Walter Littlemoon speaks to students in the film The Thick, Dark Fog.
The Reel Civil Rights Film Fest begins today in Little Rock. Operating in connection with the Little Rock Film Festival, the event is also affiliated with the Little Rock Central High School National Historic Site.
The festival will take through September 25th, leading up to the 55th anniversary of the desegregation crisis at Little Rock Central High School.
All screenings and events are FREE and open to the public, but tickets are required. For tickets:http://lrff.eventbrite.com/. Tickets are still available for many of the films.
Here are a few previews from four of the films that will be showing this weekend, all of which explore the possibility of storytelling, folklife, and community action to bring about positive change.
Will you be attending the festival? Which films will you be seeing? We’d love to hear about it!

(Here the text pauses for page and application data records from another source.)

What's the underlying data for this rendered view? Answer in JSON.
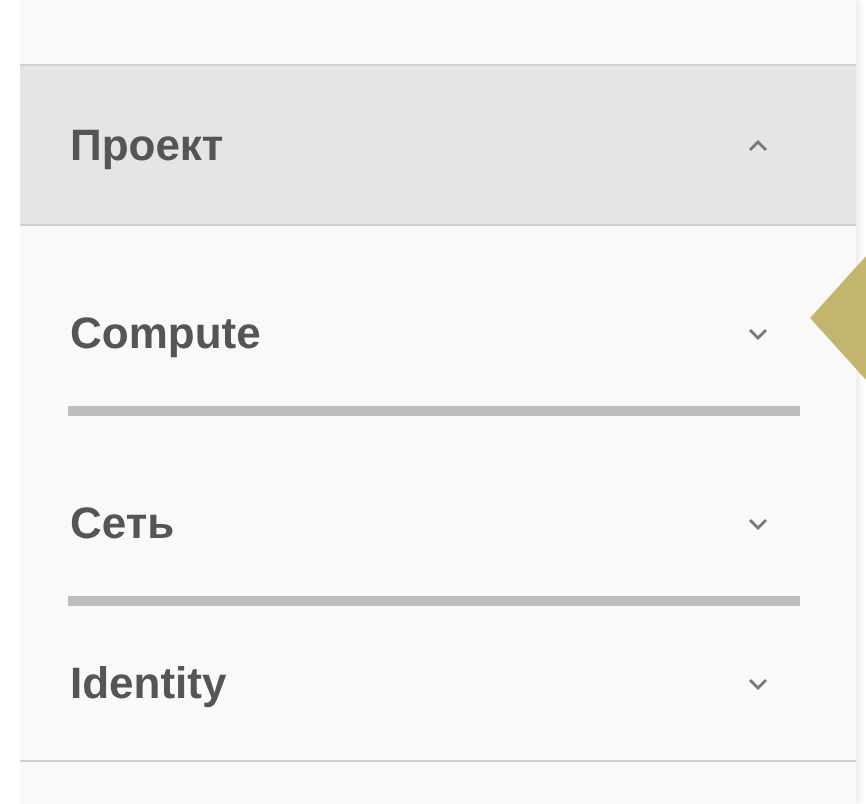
{
  "sidebar": {
    "items": [
      {
        "label": "Проект",
        "expanded": true,
        "children": [
          {
            "label": "Compute",
            "expanded": false
          },
          {
            "label": "Сеть",
            "expanded": false
          }
        ]
      },
      {
        "label": "Identity",
        "expanded": false
      }
    ]
  }
}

Thick, Dark Fog a documentary by Randy Vasquez explores the long term effects of Indian Boarding Schools and one man’s quest to overcome these struggles and abuse. Featuring the story of Walter Littlemoon, a member of the Lakota tribe living near Wounded Knee, this film explores the power of storytelling to change individuals and communities. Visit the film’s webpage here for more information. This film will be showing Sunday at 5:00.

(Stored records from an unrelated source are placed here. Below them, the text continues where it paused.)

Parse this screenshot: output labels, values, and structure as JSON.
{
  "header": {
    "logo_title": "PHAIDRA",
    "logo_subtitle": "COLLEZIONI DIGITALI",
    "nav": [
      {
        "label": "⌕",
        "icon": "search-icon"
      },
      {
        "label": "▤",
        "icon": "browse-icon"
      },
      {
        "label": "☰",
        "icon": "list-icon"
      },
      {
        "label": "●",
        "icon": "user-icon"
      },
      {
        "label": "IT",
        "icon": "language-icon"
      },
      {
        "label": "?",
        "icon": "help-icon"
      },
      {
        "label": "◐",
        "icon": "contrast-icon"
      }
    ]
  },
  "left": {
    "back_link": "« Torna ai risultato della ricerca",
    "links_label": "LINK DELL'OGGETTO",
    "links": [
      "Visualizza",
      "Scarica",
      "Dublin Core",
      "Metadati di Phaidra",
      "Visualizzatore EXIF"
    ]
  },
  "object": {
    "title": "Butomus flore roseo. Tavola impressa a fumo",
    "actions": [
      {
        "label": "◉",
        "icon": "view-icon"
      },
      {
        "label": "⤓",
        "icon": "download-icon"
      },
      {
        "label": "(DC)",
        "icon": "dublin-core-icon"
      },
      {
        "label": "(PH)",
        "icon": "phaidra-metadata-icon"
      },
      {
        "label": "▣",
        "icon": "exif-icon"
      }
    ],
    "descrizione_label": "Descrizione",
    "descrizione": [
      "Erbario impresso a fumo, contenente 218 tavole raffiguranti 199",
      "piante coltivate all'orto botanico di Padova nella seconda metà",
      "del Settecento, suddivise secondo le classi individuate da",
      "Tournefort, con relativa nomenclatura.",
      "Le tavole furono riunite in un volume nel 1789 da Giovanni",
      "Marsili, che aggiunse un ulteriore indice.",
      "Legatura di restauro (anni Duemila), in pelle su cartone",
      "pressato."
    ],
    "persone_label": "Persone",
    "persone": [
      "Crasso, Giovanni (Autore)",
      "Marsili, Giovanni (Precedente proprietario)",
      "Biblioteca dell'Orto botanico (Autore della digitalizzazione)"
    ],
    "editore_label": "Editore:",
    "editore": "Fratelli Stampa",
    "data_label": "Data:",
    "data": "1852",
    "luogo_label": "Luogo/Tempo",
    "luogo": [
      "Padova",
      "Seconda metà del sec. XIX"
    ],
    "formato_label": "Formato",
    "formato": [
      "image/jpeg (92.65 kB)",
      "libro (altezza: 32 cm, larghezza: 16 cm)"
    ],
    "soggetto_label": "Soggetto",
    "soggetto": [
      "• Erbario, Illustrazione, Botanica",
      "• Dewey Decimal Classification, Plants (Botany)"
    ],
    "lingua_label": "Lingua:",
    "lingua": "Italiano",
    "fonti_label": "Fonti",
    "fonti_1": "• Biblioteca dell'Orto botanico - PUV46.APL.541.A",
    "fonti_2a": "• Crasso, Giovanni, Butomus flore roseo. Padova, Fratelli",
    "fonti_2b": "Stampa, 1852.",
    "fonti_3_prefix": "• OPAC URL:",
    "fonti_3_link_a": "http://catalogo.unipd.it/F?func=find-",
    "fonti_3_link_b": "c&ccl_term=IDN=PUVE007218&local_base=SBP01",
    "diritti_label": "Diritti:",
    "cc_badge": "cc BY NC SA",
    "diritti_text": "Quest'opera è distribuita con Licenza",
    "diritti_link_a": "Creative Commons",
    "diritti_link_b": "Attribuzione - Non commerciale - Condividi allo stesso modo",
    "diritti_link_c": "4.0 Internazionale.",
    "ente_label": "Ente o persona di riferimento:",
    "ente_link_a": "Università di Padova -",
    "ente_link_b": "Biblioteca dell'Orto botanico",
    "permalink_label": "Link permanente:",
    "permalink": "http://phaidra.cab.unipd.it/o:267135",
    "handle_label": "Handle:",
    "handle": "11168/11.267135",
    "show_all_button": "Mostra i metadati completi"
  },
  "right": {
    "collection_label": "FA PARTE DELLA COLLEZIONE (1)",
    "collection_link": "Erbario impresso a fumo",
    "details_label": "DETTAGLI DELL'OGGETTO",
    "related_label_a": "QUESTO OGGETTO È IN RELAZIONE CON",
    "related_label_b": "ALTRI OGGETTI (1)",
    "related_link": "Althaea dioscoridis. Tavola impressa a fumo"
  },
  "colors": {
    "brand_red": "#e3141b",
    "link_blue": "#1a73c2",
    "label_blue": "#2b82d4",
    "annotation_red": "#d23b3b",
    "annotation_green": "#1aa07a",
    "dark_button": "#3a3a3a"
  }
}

The Memphis Thirteen tells the story of the 13 first graders who desegregated the Memphis City Schools in 1961. This film will be showing Sunday at 3:00P.M
Soul Food Nation explores the past and future of soul food and the socioeconomics of the modern American diet and is layered with historical information, foodways studies, and commentary on the industrialized food system. More information here. Showing Saturday at 9:00 P.M.

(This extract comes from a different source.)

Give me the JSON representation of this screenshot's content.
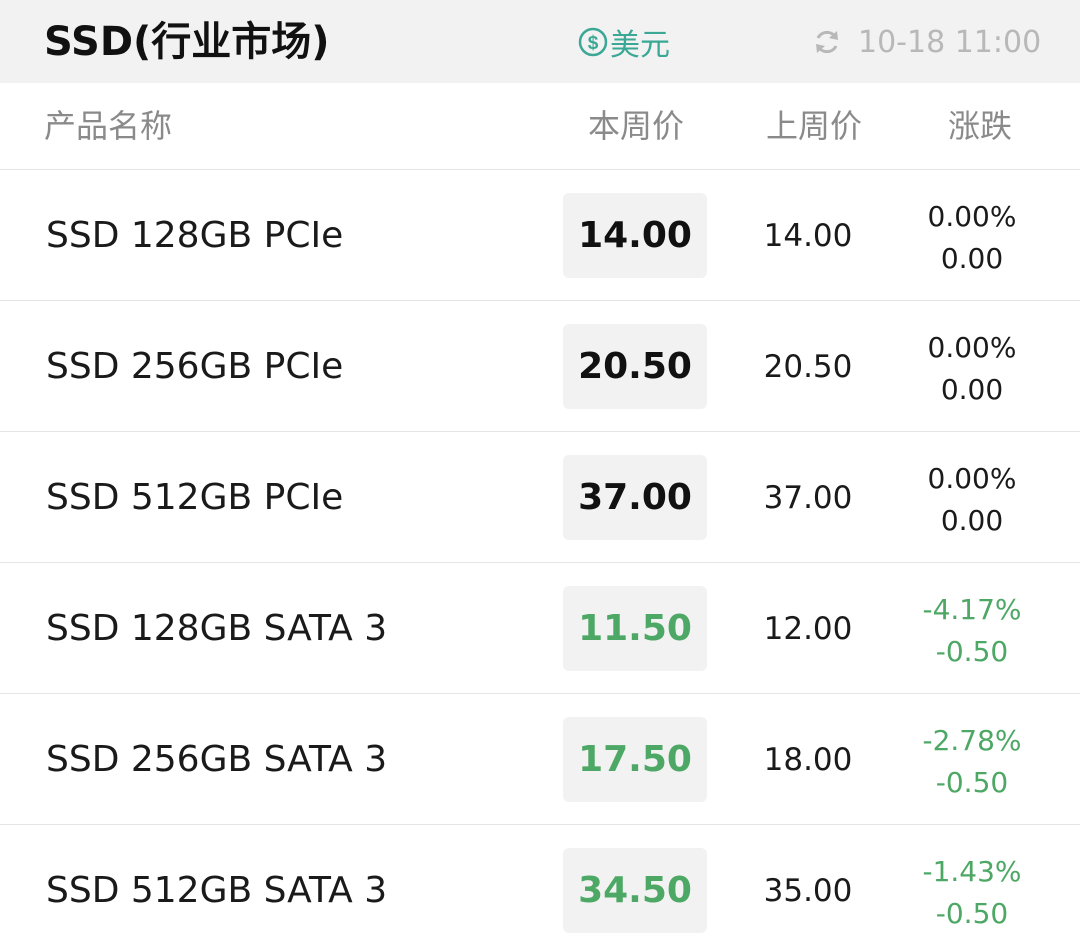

A Class Apart tells the story of Hernandez V. Texas and the Mexican lawyers who turned a small-twin Texas murder case into a landmark civil rights case. More information here. This film will be showing Saturday at 3:00.